Ben McGrath has an excellent article on “the NFL and the concussion crisis” in the January 31st issue of the New Yorker. It’s well worth a read (though it might change the way you see the Superbowl), but the thing I want to highlight is the roles of Alan Schwarz and the New York Times in raising the public’s awareness of a problem that pervades football. Specifically, the problem is the effects of repeated brain trauma, which football players often experience during games and practice alike.
With some 280,000 jobs at stake in the Federal Aviation Administration (FAA) reauthorization bill, you’d think Senate lawmakers would be working together to get those jobs in the pipeline as soon as possible. With the support of most of his Republican colleagues, Sen. Rand Paul (R-Ky.) wants to use the bill to take away workplace safety and health rights for flight attendants—and, in effect, put passengers at risk as well.
With falls continuing to be the leading cause of death among construction workers, especially those involved in residential construction activities, OSHA has ramped up its compliance guidance.
The New York City Fire Department has determined that its new fire-retardant gloves have a critical flaw: they do not adequately protect firefighters from burns.
The belief in asbestos lives on in this mining town of 7,000 people, not just in the name — retained despite its association with cancer — but in the ambitions of the mineral’s long-time champion here, G. Bernard Coulombe. He is hoping to attract investors and revitalize the mine that gave rise to the town in 1879 and for more than a century has swallowed chunks of it into its ever-expanding pit.
A new killer-whale show that SeaWorld Parks & Entertainment will open this spring in its three U.S. marine parks will not include any in-water interaction between trainers and whales.

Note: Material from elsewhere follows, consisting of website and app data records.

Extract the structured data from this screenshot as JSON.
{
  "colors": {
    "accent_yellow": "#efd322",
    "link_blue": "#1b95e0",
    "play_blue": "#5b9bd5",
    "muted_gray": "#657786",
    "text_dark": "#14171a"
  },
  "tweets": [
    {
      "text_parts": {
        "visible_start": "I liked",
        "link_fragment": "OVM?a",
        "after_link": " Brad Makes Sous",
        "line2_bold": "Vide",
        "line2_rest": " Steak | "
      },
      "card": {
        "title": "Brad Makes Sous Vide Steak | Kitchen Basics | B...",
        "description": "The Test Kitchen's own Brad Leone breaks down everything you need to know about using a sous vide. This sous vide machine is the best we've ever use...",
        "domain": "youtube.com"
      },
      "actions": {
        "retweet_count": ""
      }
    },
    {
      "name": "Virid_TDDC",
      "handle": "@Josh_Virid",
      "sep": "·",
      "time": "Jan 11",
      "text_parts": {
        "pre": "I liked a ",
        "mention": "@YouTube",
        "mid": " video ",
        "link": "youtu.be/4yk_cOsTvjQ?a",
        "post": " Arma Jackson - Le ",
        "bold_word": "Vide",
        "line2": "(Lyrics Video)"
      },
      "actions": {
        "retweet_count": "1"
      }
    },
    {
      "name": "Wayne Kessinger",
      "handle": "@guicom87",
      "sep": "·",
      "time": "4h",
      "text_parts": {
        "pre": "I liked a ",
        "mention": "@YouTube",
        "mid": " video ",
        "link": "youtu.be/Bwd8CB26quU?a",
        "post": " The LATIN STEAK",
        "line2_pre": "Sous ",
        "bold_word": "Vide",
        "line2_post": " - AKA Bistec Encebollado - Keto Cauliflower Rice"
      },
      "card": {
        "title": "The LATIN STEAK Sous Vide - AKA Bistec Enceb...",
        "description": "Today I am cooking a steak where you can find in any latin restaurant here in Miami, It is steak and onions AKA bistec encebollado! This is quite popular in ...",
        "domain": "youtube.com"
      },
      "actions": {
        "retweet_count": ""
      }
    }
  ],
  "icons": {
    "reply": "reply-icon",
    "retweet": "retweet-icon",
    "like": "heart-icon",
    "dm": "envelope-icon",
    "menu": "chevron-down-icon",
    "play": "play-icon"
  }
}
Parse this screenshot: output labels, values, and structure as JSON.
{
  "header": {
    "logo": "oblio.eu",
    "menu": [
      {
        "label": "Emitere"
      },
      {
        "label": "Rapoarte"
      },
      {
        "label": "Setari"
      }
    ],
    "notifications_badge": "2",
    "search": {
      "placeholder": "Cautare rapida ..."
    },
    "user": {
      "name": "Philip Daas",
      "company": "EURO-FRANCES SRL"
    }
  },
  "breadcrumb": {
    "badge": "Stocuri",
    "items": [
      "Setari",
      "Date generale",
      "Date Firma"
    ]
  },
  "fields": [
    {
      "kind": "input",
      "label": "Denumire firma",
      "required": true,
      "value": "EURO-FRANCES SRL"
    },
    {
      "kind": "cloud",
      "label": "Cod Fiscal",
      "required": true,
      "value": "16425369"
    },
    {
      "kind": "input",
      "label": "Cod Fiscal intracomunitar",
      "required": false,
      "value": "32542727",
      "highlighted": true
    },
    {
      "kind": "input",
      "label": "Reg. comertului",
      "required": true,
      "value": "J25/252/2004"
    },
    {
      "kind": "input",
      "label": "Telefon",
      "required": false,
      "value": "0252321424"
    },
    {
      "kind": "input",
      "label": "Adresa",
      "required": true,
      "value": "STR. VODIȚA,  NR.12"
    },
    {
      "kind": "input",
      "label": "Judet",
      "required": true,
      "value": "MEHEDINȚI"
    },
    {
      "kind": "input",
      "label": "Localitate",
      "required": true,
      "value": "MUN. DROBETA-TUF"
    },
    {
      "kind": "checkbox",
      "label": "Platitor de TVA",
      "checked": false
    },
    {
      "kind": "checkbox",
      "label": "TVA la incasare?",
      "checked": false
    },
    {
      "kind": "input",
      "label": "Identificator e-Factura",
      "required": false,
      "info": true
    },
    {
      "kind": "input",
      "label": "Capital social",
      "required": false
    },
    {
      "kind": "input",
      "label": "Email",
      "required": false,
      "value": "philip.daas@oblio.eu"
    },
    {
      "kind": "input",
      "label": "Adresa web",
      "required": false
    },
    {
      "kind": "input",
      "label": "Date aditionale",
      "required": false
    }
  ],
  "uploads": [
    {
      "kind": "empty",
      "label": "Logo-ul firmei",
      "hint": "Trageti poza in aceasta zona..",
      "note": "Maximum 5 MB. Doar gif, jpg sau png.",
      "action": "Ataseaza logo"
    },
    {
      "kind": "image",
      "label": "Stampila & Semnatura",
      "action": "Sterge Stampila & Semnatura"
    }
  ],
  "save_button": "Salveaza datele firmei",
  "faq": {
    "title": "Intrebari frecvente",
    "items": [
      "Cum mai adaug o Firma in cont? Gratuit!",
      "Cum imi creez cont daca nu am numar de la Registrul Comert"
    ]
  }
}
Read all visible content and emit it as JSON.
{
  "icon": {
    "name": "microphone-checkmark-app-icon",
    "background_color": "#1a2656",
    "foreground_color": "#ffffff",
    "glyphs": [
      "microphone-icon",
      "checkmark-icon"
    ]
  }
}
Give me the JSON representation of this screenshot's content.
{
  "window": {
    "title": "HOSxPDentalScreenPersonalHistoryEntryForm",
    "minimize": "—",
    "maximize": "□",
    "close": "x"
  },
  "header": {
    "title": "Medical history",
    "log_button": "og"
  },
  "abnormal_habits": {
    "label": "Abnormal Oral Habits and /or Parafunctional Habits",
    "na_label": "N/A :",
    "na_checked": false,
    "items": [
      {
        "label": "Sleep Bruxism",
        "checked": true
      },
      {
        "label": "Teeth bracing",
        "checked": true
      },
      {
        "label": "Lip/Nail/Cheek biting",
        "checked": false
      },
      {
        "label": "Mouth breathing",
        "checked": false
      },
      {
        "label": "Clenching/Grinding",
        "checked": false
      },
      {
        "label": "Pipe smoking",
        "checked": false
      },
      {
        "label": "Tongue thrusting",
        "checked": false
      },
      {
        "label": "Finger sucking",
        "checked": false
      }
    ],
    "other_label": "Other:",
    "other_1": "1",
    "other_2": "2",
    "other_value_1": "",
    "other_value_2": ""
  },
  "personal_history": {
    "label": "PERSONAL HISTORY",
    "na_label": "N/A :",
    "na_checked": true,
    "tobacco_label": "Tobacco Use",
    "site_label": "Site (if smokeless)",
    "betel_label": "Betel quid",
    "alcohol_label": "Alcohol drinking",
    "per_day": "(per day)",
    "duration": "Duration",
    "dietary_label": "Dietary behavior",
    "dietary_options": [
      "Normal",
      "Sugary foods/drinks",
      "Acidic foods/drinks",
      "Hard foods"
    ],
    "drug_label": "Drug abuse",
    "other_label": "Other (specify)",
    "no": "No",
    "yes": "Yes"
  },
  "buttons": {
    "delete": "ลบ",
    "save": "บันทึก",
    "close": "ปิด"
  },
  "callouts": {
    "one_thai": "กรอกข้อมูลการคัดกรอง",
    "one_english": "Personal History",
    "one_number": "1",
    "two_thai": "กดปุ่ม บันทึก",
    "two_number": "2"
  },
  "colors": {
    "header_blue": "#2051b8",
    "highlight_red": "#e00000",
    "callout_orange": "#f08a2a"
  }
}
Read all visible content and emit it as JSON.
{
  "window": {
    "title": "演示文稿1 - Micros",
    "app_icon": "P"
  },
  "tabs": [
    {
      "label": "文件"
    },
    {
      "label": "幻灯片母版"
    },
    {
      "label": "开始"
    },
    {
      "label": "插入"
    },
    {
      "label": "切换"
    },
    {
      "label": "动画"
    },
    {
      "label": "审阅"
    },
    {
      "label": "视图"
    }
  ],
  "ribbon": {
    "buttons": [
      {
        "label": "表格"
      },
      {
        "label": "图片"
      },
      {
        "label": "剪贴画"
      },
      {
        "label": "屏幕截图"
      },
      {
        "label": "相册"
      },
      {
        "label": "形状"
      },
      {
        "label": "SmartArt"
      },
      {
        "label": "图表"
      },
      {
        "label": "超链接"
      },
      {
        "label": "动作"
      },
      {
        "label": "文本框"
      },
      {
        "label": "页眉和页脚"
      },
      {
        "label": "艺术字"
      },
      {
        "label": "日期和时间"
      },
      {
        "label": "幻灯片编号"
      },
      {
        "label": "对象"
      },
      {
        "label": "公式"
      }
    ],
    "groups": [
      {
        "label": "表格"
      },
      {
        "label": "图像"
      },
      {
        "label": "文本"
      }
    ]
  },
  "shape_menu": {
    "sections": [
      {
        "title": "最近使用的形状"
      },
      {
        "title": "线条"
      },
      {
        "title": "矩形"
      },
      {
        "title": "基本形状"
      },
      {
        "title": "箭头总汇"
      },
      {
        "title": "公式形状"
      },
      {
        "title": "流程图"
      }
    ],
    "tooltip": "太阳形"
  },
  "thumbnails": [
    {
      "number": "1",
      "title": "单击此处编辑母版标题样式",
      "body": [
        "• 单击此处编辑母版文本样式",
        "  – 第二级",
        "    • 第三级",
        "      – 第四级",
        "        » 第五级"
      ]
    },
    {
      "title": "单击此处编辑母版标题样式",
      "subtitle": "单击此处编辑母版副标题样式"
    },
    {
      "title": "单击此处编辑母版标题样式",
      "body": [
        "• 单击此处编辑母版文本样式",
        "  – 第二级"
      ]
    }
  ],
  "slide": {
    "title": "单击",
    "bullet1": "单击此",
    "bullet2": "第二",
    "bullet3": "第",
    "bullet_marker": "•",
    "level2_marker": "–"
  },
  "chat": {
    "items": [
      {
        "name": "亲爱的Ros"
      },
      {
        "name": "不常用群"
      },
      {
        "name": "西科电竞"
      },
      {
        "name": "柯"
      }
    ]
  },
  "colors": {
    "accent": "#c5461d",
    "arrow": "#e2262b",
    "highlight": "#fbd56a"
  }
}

You’re low on food and your car can’t handle the icy road conditions, so why not save the hassle and have a pizza delivered to your home? Since Tuesday, many Wichita Falls, Texas, pizza retailers have struggled to balance employee safety and the skyrocketing demand for delivery, with many stores opting to temporarily cancel delivery services until road conditions change.
The Occupational Safety and Health Administration has proposed penalties of $199,800 for North Central Power Co. following the August electrocution of a line worker in Winter, Wis.
The U.S. Occupational Safety and Health Administration will not cite Sam Mazzola over the fatal bear mauling that took place at his Columbia Township compound last year. But even though Mazzola wasn’t cited, that didn’t mean the investigation didn’t raise concerns about the hazards inherent in dealing with bears.